But the topic crowding my mind is timing. For everything there is a season ...
What brought it to the forefront was the tragedy at Rangers Ballpark in Arlington on Thursday, when 39-year-old firefighter Shannon Stone, who was at the baseball game with his 6-year-old son, Cooper, died after apparently losing his balance and falling over a railing and hitting his head on concrete after catching a foul ball he had asked All-Star and MVP outfielder Josh Hamilton to toss to them.
How can there be a season for something like that? All involved seemed to be engaged in life-affirming, family building, fan-friendly, innocent fun pursuits -- and such an unthinkable result occurs.
The game went on, eventually resulting in a big win for the Rangers. Players and other fans had reason to hope for the best regarding the father's condition (there were reports he was alert and talking, asking about his son) until they were informed after the game that he had died. And then what? How do you celebrate a victory when a child has just lost a father, a wife has lost a husband, a mother has lost a son, and countless others have lost a friend, comrade and hero.
Another game was played Friday, and even though they won decisively, the victory again was somber for the Rangers. Would it ever seem OK to really celebrate a win again?
I guess the answer came Saturday, when the Rangers were unlikely winners with a 2-out, 2-run walkoff homer by Josh. The team and fans -- and Josh, who'd been tormented by his part in the tragedy -- celebrated with the smiles and innocence of children.
I still can't wrap my mind and soul around how such a celebration seemed appropriate then and not the nights before. Many writers referenced Ecclesiastes -- For everything there is a season ... For a moment, it was time to play ball and celebrate.
I hope and pray that it was appropriate, and that family and friends of Shannon Stone -- and his wife and son -- somehow shared in the celebration. Reports had said Josh was Cooper's favorite player, and he and his dad had bought a new glove on the way to the ballpark, and their goal was go catch a ball from Josh. How does a child process that? How does a family?
Josh's response has been that he's just praying and praying. He's praying to know how and when to reach out to the family. In my mind, it seemed like maybe he already should have, and certainly that he should have said in his postgame comments he was thinking of the father and son as he rounded the bases. But his comments were just about baseball. That surprised me. But I believe him when he says he's praying hard for that family and about his response. And he expresses faith that God does have a plan and a hand in what's happening, even if we don't understand. I guess that makes sense.
But it sure messes with my mind. I want to believe that for everything there is a season, and I want to believe that I live by faith. But a Sunday school discussion today reminded me of what a worrier I am, and how worry really isn't compatible with faith. I pray and pray to know how to handle a situation -- or life in general -- but in reality, instead of truly trusting God to guide my steps (whether to work, play, serve or celebrate, etc.), I keep worrying and trying to figure out the right thing to do. And while I'm worrying and trying to figure out, I miss learning that a recently widowed friend was in town Friday night on a visit from Ohio. I don't know why I wasn't aware she was here. I would loved to have seen her. If only I kept closer contact with church friends ...
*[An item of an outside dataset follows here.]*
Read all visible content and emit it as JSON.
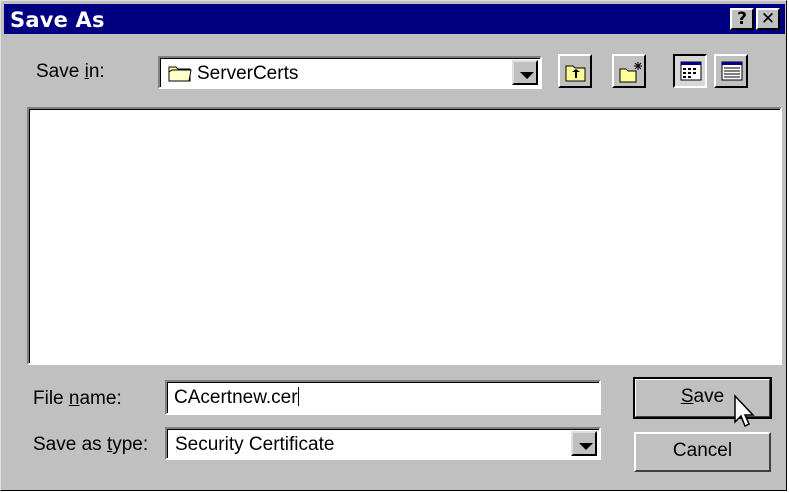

If only ...
I lack a good sense of timing -- what to do when. And it often leads to regret. Somehow, as events of this week made me even more aware of that weakness, they also reminded me that none of us can change the past. We can just choose our next action. Right now, I don't feel like I'm doing that very well. I'm stuck again in habits -- past actions. That's part of what the other topic would have addressed: "tricks of the trade" to change patterns and achieve better results. But that's for another time.
I've been praying as I've been writing, and the best I can come up with is that, for now, it's time to post and log off. And I do feel strengthened in my faith that God will show me what this is all about -- or use it to His glory anyway -- in His good time.